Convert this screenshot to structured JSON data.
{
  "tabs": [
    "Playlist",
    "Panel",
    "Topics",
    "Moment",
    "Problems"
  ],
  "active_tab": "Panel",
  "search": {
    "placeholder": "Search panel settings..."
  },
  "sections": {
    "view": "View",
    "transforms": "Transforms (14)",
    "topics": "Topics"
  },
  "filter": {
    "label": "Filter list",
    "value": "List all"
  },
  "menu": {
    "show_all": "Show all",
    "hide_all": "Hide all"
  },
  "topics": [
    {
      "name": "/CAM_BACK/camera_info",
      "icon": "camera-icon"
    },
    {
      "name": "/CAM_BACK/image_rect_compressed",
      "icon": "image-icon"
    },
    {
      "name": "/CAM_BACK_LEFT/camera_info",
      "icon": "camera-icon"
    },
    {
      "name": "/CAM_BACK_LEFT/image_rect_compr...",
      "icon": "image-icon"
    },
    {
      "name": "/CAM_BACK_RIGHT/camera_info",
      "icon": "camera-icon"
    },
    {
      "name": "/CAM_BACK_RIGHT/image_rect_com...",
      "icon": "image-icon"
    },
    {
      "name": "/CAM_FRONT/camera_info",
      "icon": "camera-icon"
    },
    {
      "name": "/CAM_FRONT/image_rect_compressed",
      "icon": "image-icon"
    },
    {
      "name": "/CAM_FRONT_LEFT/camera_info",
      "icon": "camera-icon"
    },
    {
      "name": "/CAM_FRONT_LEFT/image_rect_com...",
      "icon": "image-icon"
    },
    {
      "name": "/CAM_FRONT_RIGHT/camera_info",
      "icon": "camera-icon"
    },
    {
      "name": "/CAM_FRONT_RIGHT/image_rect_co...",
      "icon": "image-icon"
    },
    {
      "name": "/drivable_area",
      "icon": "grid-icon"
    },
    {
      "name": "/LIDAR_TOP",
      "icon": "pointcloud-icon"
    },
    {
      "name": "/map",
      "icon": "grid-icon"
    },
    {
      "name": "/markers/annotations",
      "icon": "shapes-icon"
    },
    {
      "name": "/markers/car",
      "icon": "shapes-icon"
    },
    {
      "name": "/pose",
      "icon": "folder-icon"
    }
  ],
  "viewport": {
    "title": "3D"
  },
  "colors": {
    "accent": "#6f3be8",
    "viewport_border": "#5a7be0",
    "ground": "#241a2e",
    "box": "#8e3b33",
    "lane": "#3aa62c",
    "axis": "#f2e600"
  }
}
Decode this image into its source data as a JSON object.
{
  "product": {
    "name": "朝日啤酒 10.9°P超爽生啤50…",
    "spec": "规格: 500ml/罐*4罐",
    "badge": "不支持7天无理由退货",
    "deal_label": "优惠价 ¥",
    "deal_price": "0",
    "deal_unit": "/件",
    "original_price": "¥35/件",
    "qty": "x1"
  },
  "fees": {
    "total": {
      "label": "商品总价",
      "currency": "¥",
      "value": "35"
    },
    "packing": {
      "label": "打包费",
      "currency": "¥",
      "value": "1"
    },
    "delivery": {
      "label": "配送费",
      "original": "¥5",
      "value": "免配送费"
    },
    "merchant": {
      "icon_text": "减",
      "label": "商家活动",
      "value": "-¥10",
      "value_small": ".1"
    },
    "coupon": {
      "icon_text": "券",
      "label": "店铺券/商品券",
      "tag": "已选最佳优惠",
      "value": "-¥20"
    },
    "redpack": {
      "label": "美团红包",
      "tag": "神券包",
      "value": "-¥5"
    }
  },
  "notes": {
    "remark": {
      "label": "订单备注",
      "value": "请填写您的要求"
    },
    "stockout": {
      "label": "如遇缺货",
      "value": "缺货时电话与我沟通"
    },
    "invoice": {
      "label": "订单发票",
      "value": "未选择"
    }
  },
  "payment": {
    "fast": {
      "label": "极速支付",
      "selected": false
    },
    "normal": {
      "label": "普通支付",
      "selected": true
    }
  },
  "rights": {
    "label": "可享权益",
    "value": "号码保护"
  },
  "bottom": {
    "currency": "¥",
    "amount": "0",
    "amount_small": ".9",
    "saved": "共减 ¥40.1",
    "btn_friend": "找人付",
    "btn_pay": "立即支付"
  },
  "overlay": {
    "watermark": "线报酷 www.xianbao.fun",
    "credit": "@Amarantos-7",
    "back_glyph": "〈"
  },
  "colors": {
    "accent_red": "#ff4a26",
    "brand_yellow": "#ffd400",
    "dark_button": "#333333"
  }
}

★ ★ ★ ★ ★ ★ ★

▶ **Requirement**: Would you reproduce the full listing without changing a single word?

▶ **Response to this task**:
Convert this screenshot to structured JSON data.
{
  "tabs": [
    "Playlist",
    "Panel",
    "Topics",
    "Moment",
    "Problems"
  ],
  "active_tab": "Panel",
  "search": {
    "placeholder": "Search panel settings..."
  },
  "sections": {
    "view": "View",
    "transforms": "Transforms (14)",
    "topics": "Topics"
  },
  "filter": {
    "label": "Filter list",
    "value": "List all"
  },
  "menu": {
    "show_all": "Show all",
    "hide_all": "Hide all"
  },
  "topics": [
    {
      "name": "/CAM_BACK/camera_info",
      "icon": "camera-icon"
    },
    {
      "name": "/CAM_BACK/image_rect_compressed",
      "icon": "image-icon"
    },
    {
      "name": "/CAM_BACK_LEFT/camera_info",
      "icon": "camera-icon"
    },
    {
      "name": "/CAM_BACK_LEFT/image_rect_compr...",
      "icon": "image-icon"
    },
    {
      "name": "/CAM_BACK_RIGHT/camera_info",
      "icon": "camera-icon"
    },
    {
      "name": "/CAM_BACK_RIGHT/image_rect_com...",
      "icon": "image-icon"
    },
    {
      "name": "/CAM_FRONT/camera_info",
      "icon": "camera-icon"
    },
    {
      "name": "/CAM_FRONT/image_rect_compressed",
      "icon": "image-icon"
    },
    {
      "name": "/CAM_FRONT_LEFT/camera_info",
      "icon": "camera-icon"
    },
    {
      "name": "/CAM_FRONT_LEFT/image_rect_com...",
      "icon": "image-icon"
    },
    {
      "name": "/CAM_FRONT_RIGHT/camera_info",
      "icon": "camera-icon"
    },
    {
      "name": "/CAM_FRONT_RIGHT/image_rect_co...",
      "icon": "image-icon"
    },
    {
      "name": "/drivable_area",
      "icon": "grid-icon"
    },
    {
      "name": "/LIDAR_TOP",
      "icon": "pointcloud-icon"
    },
    {
      "name": "/map",
      "icon": "grid-icon"
    },
    {
      "name": "/markers/annotations",
      "icon": "shapes-icon"
    },
    {
      "name": "/markers/car",
      "icon": "shapes-icon"
    },
    {
      "name": "/pose",
      "icon": "folder-icon"
    }
  ],
  "viewport": {
    "title": "3D"
  },
  "colors": {
    "accent": "#6f3be8",
    "viewport_border": "#5a7be0",
    "ground": "#241a2e",
    "box": "#8e3b33",
    "lane": "#3aa62c",
    "axis": "#f2e600"
  }
}
Decode this image into its source data as a JSON object.
{
  "product": {
    "name": "朝日啤酒 10.9°P超爽生啤50…",
    "spec": "规格: 500ml/罐*4罐",
    "badge": "不支持7天无理由退货",
    "deal_label": "优惠价 ¥",
    "deal_price": "0",
    "deal_unit": "/件",
    "original_price": "¥35/件",
    "qty": "x1"
  },
  "fees": {
    "total": {
      "label": "商品总价",
      "currency": "¥",
      "value": "35"
    },
    "packing": {
      "label": "打包费",
      "currency": "¥",
      "value": "1"
    },
    "delivery": {
      "label": "配送费",
      "original": "¥5",
      "value": "免配送费"
    },
    "merchant": {
      "icon_text": "减",
      "label": "商家活动",
      "value": "-¥10",
      "value_small": ".1"
    },
    "coupon": {
      "icon_text": "券",
      "label": "店铺券/商品券",
      "tag": "已选最佳优惠",
      "value": "-¥20"
    },
    "redpack": {
      "label": "美团红包",
      "tag": "神券包",
      "value": "-¥5"
    }
  },
  "notes": {
    "remark": {
      "label": "订单备注",
      "value": "请填写您的要求"
    },
    "stockout": {
      "label": "如遇缺货",
      "value": "缺货时电话与我沟通"
    },
    "invoice": {
      "label": "订单发票",
      "value": "未选择"
    }
  },
  "payment": {
    "fast": {
      "label": "极速支付",
      "selected": false
    },
    "normal": {
      "label": "普通支付",
      "selected": true
    }
  },
  "rights": {
    "label": "可享权益",
    "value": "号码保护"
  },
  "bottom": {
    "currency": "¥",
    "amount": "0",
    "amount_small": ".9",
    "saved": "共减 ¥40.1",
    "btn_friend": "找人付",
    "btn_pay": "立即支付"
  },
  "overlay": {
    "watermark": "线报酷 www.xianbao.fun",
    "credit": "@Amarantos-7",
    "back_glyph": "〈"
  },
  "colors": {
    "accent_red": "#ff4a26",
    "brand_yellow": "#ffd400",
    "dark_button": "#333333"
  }
}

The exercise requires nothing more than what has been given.